Yesterday’s SF Chronicle article on the UC executives call for bigger pensions for themselves shows the executives of the University of California so out of touch with reality that they think that they deserve enormously larger pensions (larger than the already generous ones they get). I guess that those making over $250,000 a year are constitutionally incapable of saving for retirement, as I have been doing on my much smaller salary for the past 30 years.
I think that UC is overdue for a purge at the top, calling the bluff of the executives who claim that no one would take their jobs at only $250,000. Let’s get rid of the half of the executives in Oakland, and simply not hire replacements. The dirty secret is that no one would notice any change.
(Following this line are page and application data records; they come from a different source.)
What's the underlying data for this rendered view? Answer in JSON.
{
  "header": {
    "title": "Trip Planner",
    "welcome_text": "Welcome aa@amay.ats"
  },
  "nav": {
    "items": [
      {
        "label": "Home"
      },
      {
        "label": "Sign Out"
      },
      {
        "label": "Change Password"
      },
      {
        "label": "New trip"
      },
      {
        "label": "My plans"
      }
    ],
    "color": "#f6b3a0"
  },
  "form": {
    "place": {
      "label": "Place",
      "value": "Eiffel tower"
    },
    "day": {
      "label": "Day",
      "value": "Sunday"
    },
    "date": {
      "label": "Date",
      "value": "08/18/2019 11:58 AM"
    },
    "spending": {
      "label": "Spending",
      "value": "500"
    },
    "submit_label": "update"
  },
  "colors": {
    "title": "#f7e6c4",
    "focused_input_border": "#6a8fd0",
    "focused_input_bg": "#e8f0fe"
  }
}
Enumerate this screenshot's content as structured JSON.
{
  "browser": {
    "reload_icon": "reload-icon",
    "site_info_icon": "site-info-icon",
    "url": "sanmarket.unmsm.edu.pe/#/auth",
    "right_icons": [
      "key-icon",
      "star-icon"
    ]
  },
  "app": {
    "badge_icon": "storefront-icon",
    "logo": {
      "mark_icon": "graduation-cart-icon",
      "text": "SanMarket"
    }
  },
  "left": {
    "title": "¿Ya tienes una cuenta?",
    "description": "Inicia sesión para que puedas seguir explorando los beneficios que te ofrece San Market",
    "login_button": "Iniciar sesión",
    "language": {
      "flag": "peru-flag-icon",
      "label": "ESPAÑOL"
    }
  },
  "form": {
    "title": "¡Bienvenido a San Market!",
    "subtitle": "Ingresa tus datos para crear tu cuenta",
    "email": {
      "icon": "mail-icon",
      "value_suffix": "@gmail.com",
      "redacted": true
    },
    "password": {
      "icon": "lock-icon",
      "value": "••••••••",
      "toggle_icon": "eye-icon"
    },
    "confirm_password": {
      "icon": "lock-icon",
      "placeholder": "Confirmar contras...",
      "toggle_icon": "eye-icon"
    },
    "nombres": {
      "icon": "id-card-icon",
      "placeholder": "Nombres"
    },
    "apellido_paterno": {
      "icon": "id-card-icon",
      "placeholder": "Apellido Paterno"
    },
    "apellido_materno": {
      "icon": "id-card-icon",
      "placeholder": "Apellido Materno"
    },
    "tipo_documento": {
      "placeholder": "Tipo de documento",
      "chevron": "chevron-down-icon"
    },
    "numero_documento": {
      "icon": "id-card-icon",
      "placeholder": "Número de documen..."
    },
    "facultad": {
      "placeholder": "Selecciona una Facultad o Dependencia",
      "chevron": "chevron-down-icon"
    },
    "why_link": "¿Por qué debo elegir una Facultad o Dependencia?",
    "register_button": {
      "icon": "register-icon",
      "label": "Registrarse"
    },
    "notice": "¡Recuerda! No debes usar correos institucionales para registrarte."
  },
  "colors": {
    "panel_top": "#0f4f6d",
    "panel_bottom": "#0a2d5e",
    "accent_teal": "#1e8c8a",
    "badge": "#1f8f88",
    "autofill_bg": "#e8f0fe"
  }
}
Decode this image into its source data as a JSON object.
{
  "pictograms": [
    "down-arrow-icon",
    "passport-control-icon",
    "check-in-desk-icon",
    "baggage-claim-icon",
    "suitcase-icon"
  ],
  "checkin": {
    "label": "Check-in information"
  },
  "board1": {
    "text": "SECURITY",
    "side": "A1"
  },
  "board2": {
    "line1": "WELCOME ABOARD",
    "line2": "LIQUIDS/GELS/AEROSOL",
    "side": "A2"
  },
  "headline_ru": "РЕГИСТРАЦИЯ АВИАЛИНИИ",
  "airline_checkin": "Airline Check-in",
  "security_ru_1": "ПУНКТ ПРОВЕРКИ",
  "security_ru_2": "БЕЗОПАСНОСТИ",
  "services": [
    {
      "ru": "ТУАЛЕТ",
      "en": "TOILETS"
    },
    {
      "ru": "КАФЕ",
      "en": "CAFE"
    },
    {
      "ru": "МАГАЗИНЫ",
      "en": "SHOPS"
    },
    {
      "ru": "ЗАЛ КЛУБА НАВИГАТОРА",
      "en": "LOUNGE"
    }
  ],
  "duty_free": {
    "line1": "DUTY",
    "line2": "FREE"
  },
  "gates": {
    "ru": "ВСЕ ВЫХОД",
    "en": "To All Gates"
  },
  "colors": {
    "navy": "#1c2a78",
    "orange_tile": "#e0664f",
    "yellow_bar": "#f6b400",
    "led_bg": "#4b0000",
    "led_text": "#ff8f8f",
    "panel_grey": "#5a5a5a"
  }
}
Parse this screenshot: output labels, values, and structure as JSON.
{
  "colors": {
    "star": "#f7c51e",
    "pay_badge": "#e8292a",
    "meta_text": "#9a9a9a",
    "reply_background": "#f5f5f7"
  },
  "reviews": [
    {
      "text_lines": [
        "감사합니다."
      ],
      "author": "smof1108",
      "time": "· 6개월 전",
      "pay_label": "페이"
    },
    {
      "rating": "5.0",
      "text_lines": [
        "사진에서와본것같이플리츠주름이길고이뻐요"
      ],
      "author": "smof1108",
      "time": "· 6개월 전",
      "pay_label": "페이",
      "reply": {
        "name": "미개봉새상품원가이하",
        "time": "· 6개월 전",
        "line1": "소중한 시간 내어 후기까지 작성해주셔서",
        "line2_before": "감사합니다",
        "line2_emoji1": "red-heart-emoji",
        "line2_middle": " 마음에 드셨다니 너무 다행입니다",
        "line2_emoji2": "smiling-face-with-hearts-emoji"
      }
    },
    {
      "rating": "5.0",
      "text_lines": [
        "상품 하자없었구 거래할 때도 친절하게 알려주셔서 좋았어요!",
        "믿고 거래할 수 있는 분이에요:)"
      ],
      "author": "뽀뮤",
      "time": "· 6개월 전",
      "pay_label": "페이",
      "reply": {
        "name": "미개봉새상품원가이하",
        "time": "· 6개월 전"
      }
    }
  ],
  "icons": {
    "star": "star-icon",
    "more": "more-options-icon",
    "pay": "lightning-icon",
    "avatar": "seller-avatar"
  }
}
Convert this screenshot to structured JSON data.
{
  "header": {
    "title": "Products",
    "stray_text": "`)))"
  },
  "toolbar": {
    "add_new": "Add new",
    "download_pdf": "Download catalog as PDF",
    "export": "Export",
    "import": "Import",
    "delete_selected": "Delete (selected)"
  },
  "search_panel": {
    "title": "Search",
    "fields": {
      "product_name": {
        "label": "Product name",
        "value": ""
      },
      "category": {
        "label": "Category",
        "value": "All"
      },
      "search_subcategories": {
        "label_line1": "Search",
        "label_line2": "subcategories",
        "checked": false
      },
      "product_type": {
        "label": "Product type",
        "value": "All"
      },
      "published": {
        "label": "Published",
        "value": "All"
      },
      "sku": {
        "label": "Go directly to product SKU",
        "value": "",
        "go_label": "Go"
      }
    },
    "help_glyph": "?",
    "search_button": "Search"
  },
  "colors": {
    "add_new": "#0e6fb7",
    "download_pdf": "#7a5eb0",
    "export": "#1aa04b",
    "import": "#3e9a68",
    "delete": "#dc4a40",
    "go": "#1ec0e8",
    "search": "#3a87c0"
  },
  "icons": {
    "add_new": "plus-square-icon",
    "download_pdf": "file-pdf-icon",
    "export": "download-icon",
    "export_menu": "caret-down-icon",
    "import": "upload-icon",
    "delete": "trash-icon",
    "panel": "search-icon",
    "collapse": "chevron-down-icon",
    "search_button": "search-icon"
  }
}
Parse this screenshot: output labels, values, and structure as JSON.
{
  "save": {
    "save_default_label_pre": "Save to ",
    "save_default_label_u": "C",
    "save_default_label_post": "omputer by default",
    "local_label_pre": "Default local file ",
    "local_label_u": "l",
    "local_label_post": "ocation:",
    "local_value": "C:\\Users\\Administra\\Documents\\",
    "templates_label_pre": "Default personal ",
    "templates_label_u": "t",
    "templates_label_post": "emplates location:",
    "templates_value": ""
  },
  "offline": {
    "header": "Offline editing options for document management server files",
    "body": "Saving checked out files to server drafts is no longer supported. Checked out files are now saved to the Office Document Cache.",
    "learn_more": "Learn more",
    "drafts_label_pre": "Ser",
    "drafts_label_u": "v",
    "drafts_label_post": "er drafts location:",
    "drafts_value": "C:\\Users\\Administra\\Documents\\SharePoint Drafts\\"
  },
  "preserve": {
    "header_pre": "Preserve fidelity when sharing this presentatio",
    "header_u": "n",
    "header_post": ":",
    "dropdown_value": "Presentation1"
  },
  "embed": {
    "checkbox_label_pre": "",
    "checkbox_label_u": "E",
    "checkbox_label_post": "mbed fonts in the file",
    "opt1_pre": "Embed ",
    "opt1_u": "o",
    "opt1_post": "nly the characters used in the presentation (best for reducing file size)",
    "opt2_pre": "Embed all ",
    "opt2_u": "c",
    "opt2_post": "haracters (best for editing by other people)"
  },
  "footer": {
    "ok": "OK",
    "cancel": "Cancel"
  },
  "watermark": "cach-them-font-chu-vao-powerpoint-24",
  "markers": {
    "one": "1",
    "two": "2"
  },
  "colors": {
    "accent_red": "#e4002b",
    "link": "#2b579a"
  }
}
They are pushing paper around for their own benefit, not for the benefit of the campuses and certainly not for the benefit of the students. The real work at Oakland (what little there is) is probably being done by much lower paid staffers anyway.
Chris Newfield in Remaking the University has a strong argument that the UC executives have been systematically destroying the University as a public good, with the sole goal of lining their own pockets. Unfortunately, letters like the current one by the UC executives make his case for him.
I fear that our current president, who stands head and shoulders above the rest in lining his own pockets (his $800,000 compensation package speaks loudly here), will either cave to the administrators, or arrange some sort of “compromise” in which he cheers for himself in giving them somewhat less than they ask for. Raiding the public till (and extracting more and more from students) for himself and his friends seems built into the way he has run the University for the past several years.